Camera toss photography involves having your camera shoot photographs while it’s being tossed wildly into the air. The problem is, you’ll usually want to play around with this kind of photography at night, when long exposure times will create pretty abstract images. If catching your camera on its way down in the dark isn’t something that sits well with you, you might want do try what Flickr user Robert Couse did — protect your camera using an inflatable swim tube, a piece of cardboard, and some gaffers tape.
Did you know that flatbed scanners make fun portrait cameras as well? Just place your cat on the glass, do a quick scan, and you’ll have a strange looking portrait shot from below! Apparently this is pretty popular among cat lovers — a Flickr search for “cat scanner” returns thousands of results! This gives “cat scan” a whole new meaning!
Here’s an idea: find a bunch of photography-lovin’ friends, borrow their DSLR cameras, and shoot your own Matrix-style bullet time videos from home!

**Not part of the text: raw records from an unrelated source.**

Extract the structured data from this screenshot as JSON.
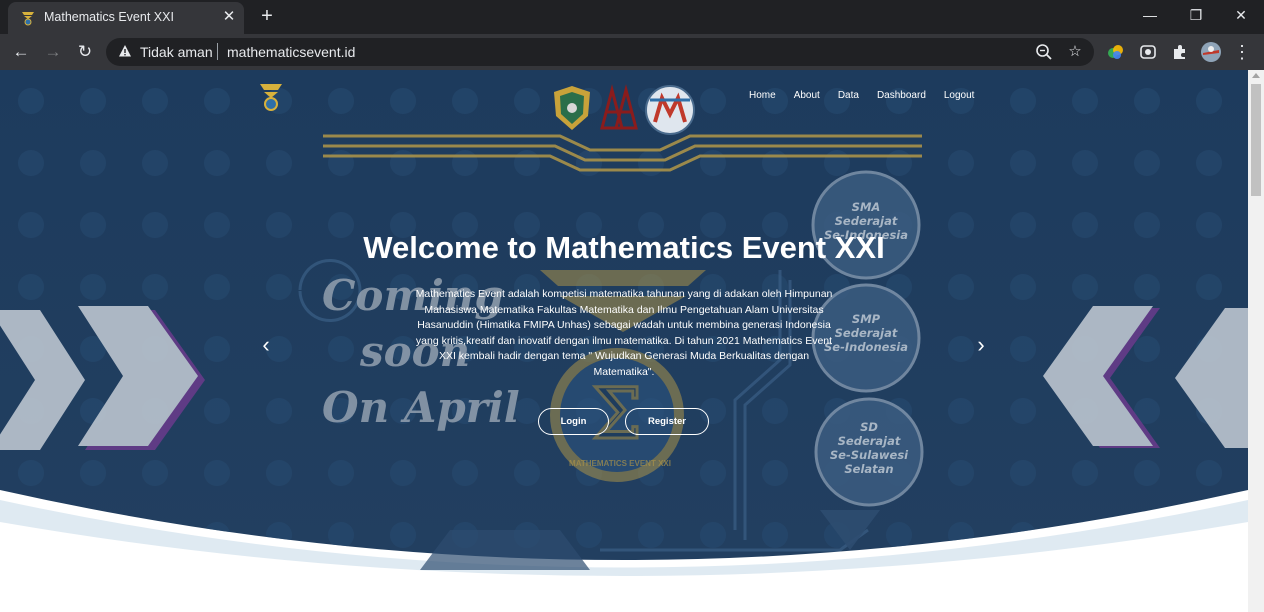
{
  "browser": {
    "tab_title": "Mathematics Event XXI",
    "tab_close": "✕",
    "new_tab": "+",
    "window_controls": {
      "minimize": "—",
      "restore": "❐",
      "close": "✕"
    },
    "nav": {
      "back": "←",
      "forward": "→",
      "reload": "↻"
    },
    "security_label": "Tidak aman",
    "url": "mathematicsevent.id",
    "omnibox_icons": {
      "zoom": "zoom-icon",
      "bookmark": "☆"
    },
    "menu": "⋮"
  },
  "site": {
    "nav_links": [
      "Home",
      "About",
      "Data",
      "Dashboard",
      "Logout"
    ],
    "hero_title": "Welcome to Mathematics Event XXI",
    "hero_description": "Mathematics Event adalah kompetisi matematika tahunan yang di adakan oleh Himpunan Mahasiswa Matematika Fakultas Matematika dan Ilmu Pengetahuan Alam Universitas Hasanuddin (Himatika FMIPA Unhas) sebagai wadah untuk membina generasi Indonesia yang kritis,kreatif dan inovatif dengan ilmu matematika. Di tahun 2021 Mathematics Event XXI kembali hadir dengan tema \" Wujudkan Generasi Muda Berkualitas dengan Matematika\".",
    "login_label": "Login",
    "register_label": "Register",
    "carousel_prev": "‹",
    "carousel_next": "›",
    "poster_text": {
      "coming_line1": "Coming",
      "coming_line2": "soon",
      "coming_line3": "On April",
      "bubble_sma": [
        "SMA",
        "Sederajat",
        "Se-Indonesia"
      ],
      "bubble_smp": [
        "SMP",
        "Sederajat",
        "Se-Indonesia"
      ],
      "bubble_sd": [
        "SD",
        "Sederajat",
        "Se-Sulawesi",
        "Selatan"
      ],
      "emblem_ring": "MATHEMATICS EVENT XXI"
    }
  },
  "colors": {
    "hero_navy": "#1f3f63",
    "accent_gold": "#b59a45",
    "chrome_dark": "#202124",
    "chrome_mid": "#35363a"
  }
}
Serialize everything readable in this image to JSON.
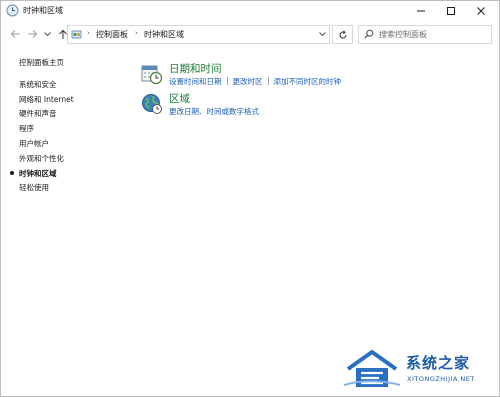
{
  "window": {
    "title": "时钟和区域"
  },
  "address": {
    "crumbs": [
      "控制面板",
      "时钟和区域"
    ],
    "search_placeholder": "搜索控制面板"
  },
  "sidebar": {
    "items": [
      {
        "label": "控制面板主页"
      },
      {
        "label": "系统和安全"
      },
      {
        "label": "网络和 Internet"
      },
      {
        "label": "硬件和声音"
      },
      {
        "label": "程序"
      },
      {
        "label": "用户帐户"
      },
      {
        "label": "外观和个性化"
      },
      {
        "label": "时钟和区域",
        "active": true
      },
      {
        "label": "轻松使用"
      }
    ]
  },
  "main": {
    "categories": [
      {
        "title": "日期和时间",
        "icon": "calendar-clock-icon",
        "links": [
          "设置时间和日期",
          "更改时区",
          "添加不同时区的时钟"
        ]
      },
      {
        "title": "区域",
        "icon": "globe-clock-icon",
        "links": [
          "更改日期、时间或数字格式"
        ]
      }
    ]
  },
  "watermark": {
    "brand_cn": "系统之家",
    "brand_en": "XITONGZHIJIA.NET"
  },
  "colors": {
    "link": "#1a5fb4",
    "category_title": "#1e7b38",
    "watermark": "#1e5aa8"
  }
}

The above video shows a workshop where they were able to bring together 24 cameras for this awesome purpose.
There are plenty of iPhone apps that mimic the look of vintage analog photography, but what about retro video game photography? “8-Bit Pocket Camera” is a new app that is designed to mimic the style of the Game Boy Camera, which became pretty popular on playgrounds in the late 90s. In addition to the 8-bit photos, the user interface will surely cause some serious nostalgia. You can pick up the app for $1 over in the iTunes App Store.
This cute little vintage twin-lens reflex camera by Chinese stationary company deli is actually a pencil sharpener in disguise. Instead of loading it with film, simply stick a pencil into the top “lens” and turn the handle on the back to sharpen it. It has an adjustable sharpness knob, and the top half pulls out when you need to dump the pencil shavings. Read more…
You’ve all seen multi-photo picture frames before, but the “Comic Strip Picture Frame” goes a step further by providing 45 speech bubble stickers (and a pen) that allow you to turn the frame into a comic strip. You can buy one for $18 over on Perpetual Kid — or you can just take this idea and create your own speech/thought bubbles.
Jonathan over at PhotoWeeklyOnline created a couple photography-related word search puzzles that contain words like “aperture” and “shutter”. There’s two puzzles, one for analog photography terms and one for digital. Print out the PDFs for a fun handout at a photography-related event or a quick diversion from work if you need a break.
Make just published this short but informative tutorial on how to turn your DSLR into a pinhole camera by punching a hole in a body cap. If you have a spare body cap lying around (how often do you use those things anyway?) this can be a fun way to experiment with your camera.